As stated before, the location of these races vary, too. However, both share a commonality in terms of venues for their races. Each has a vast selection of road course and complex circuits, but, despite that, Formula One does not race on oval courses (at least, not full ones). This, in turn, is the perfect segue into the next topic...
Leading off from the differences in races, a key part of that distinction is due to the types of tracks they compete on. Even though both series have a good bit of street circuits and road courses, IndyCar is the only with an oval setup. In fact, the oval is home to IndyCar's most famous race: The Indy 500.
Interestingly enough, Formula One once raced at the same historic Indianapolis 500. This was back before 2007 until, inevitably, F1's higher-ups decided that Indy wasn't the perfect venue for a result. Since then, no F1 track has had much of an 'oval' setup at all.
The oval, although, does provide some great racing. The best of which being the coveted Indy 500: High stakes, 200+ miles-per-hour driving, and close racing are just some of the spectacles associated with a good oval race.
4 Pit Stops
Another aspect where IndyCar and Formula One are different is in their pit stops. Each series has unique strategies and rules along with their pitting procedures that influence their speed, effectiveness, and overall race strategy.
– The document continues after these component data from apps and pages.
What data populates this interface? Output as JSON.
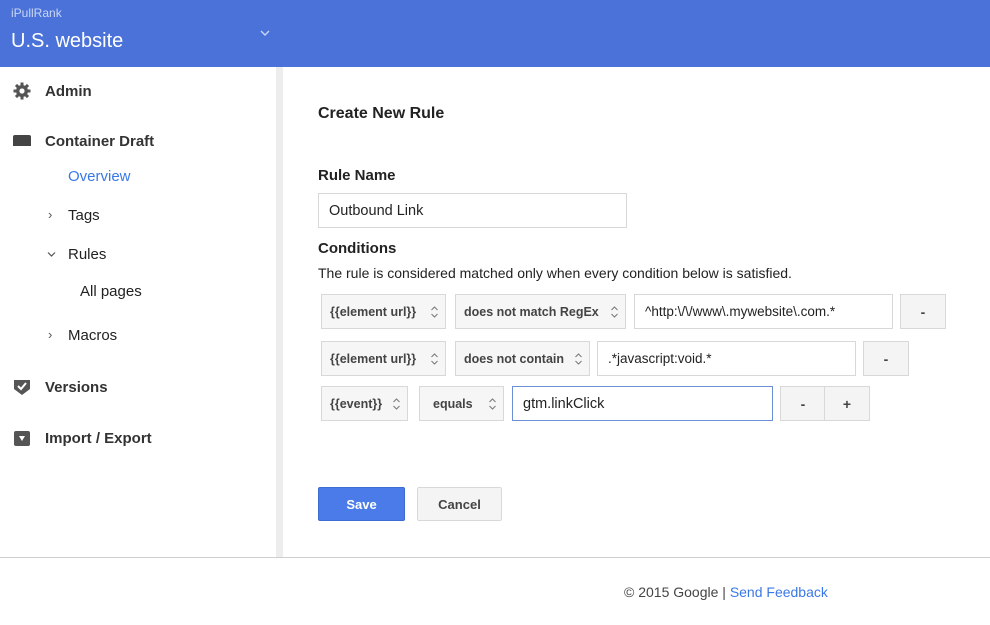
{
  "header": {
    "account": "iPullRank",
    "container": "U.S. website"
  },
  "sidebar": {
    "admin": "Admin",
    "container_draft": "Container Draft",
    "overview": "Overview",
    "tags": "Tags",
    "rules": "Rules",
    "all_pages": "All pages",
    "macros": "Macros",
    "versions": "Versions",
    "import_export": "Import / Export"
  },
  "main": {
    "title": "Create New Rule",
    "rule_name_label": "Rule Name",
    "rule_name_value": "Outbound Link",
    "conditions_label": "Conditions",
    "conditions_desc": "The rule is considered matched only when every condition below is satisfied.",
    "conditions": [
      {
        "macro": "{{element url}}",
        "operator": "does not match RegEx",
        "value": "^http:\\/\\/www\\.mywebsite\\.com.*",
        "remove": "-"
      },
      {
        "macro": "{{element url}}",
        "operator": "does not contain",
        "value": ".*javascript:void.*",
        "remove": "-"
      },
      {
        "macro": "{{event}}",
        "operator": "equals",
        "value": "gtm.linkClick",
        "remove": "-",
        "add": "+"
      }
    ],
    "save": "Save",
    "cancel": "Cancel"
  },
  "footer": {
    "copyright": "© 2015 Google | ",
    "feedback": "Send Feedback"
  }
}
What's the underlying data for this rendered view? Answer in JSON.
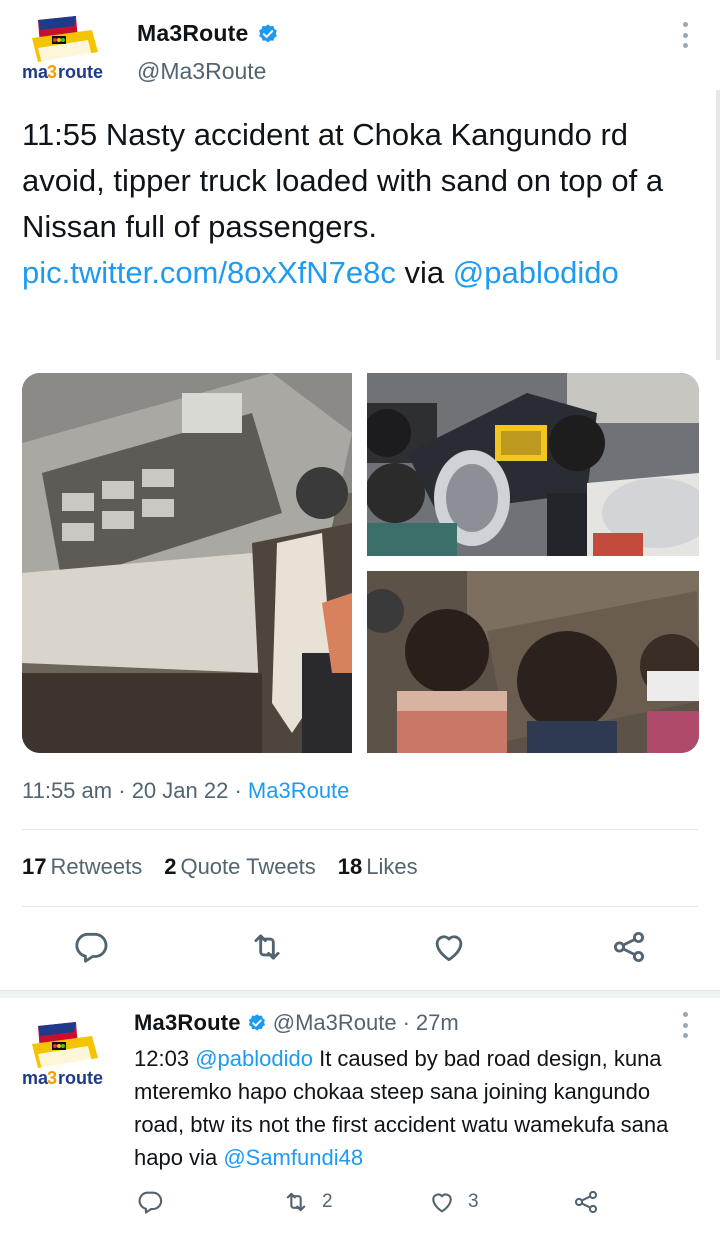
{
  "tweet": {
    "author": {
      "name": "Ma3Route",
      "handle": "@Ma3Route",
      "logo_text": "ma3route"
    },
    "text_plain": "11:55 Nasty accident at Choka Kangundo rd avoid, tipper truck loaded with sand on top of a Nissan full of passengers.",
    "link": "pic.twitter.com/8oxXfN7e8c",
    "via": "via",
    "mention": "@pablodido",
    "time": "11:55 am",
    "date": "20 Jan 22",
    "source": "Ma3Route",
    "stats": {
      "retweets_count": "17",
      "retweets_label": "Retweets",
      "quotes_count": "2",
      "quotes_label": "Quote Tweets",
      "likes_count": "18",
      "likes_label": "Likes"
    }
  },
  "reply": {
    "author": {
      "name": "Ma3Route",
      "handle": "@Ma3Route",
      "age": "27m"
    },
    "prefix": "12:03",
    "mention": "@pablodido",
    "text": "It caused by bad road design, kuna mteremko hapo chokaa steep sana joining kangundo road, btw its not the first accident watu wamekufa sana hapo via",
    "via_mention": "@Samfundi48",
    "retweets": "2",
    "likes": "3"
  },
  "icons": {
    "verified": "verified-badge-icon",
    "reply": "reply-icon",
    "retweet": "retweet-icon",
    "like": "heart-icon",
    "share": "share-icon"
  },
  "colors": {
    "link": "#1d9bf0",
    "secondary_text": "#536471",
    "primary_text": "#0f1419"
  }
}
Once again, refueling becomes another important part. F1 doesn't refuel, so their stops are much faster than IndyCar. Also, Formula One can have several teammates working on the car at once, while IndyCar is limited to just six. To add to this, IndyCars have built-in jacks to lift up the vehicle during stops. However, F1 doesn't, so crew members is designated to lift the front/rear of the race car.
There's a famous saying involving motor sports: if you want to become a millionaire in racing, start as a billionaire. Clearly, this is a reference to the extreme cost associated with everything in racing, whether it be driving, managing a team, or following the sport.
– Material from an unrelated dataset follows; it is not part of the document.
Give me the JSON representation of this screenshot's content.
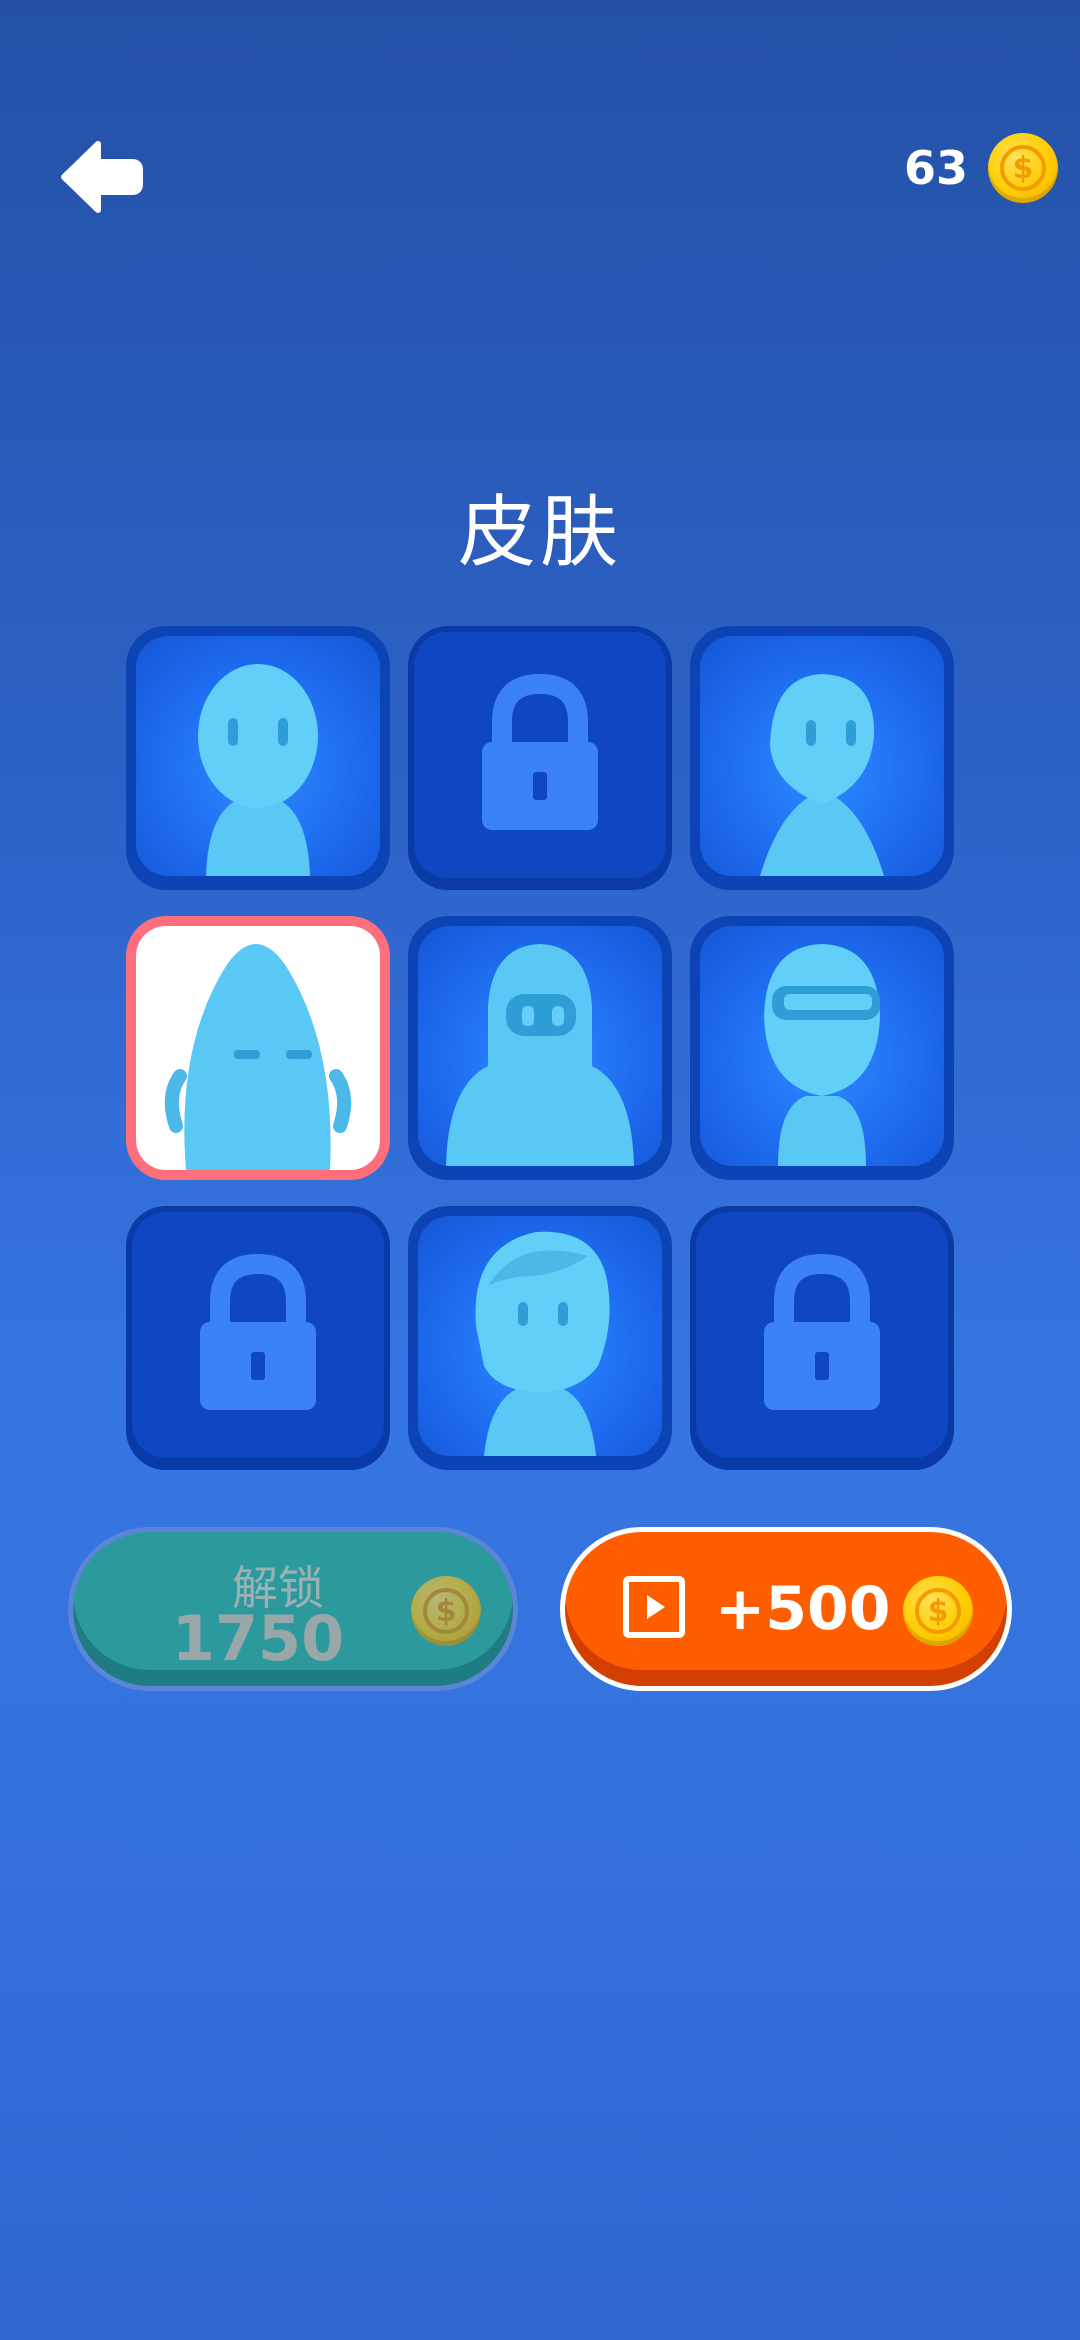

Even though each form of racing can be very costly, each has a stark dissimilarity when comparing overall cost spent by teams. F1 stands at the top of the list, with some teams like Mercedes and Ferrari spending over $400 million during a single season. In contrast, IndyCar spends hundreds of thousands to millions, although not as much as F1 in the grand scheme.
2 The Cars
What truly separates sports like IndyCar and Formula One isn't just how difficult those industries are to join, but how awe-inspiring the race cars are. The thing that really gets people watching is a good looking show and even better looking cars.
Not only are the cars outstanding in regards to their exterior, but they also perform at the top of their level. Their high-tech aero systems, intense R&D (Research and Development), mind-blowing speed all come together to make what we see today. Nonetheless, an F1 car is very different than the standard IndyCar in all of these aspects.
The best part, though, is that, each an every year, engineering gets better and the cars get quicker; regardless of which one you follow.
More often than not, Formula One has been called the "pinnacle of motorsports." For all intensive purposes, they're not wrong since Formula One is both the most costly motorsport, most engineered, and with the most on-paper achievements. Compared to IndyCar, F1 can dust them any day.
An F1 car can take some serious punishment. Usually, they rev to over 11,000 R.P.M.s while topping over 374 K.P.H. Not to mention they can take a corner like Spa's Eau Rouge flat-out. This doesn't mean that an IndyCar is useless, though, as an IndyCar can still put out some serious performance figures. Especially in regards to top speed on oval tracks like Indianapolis.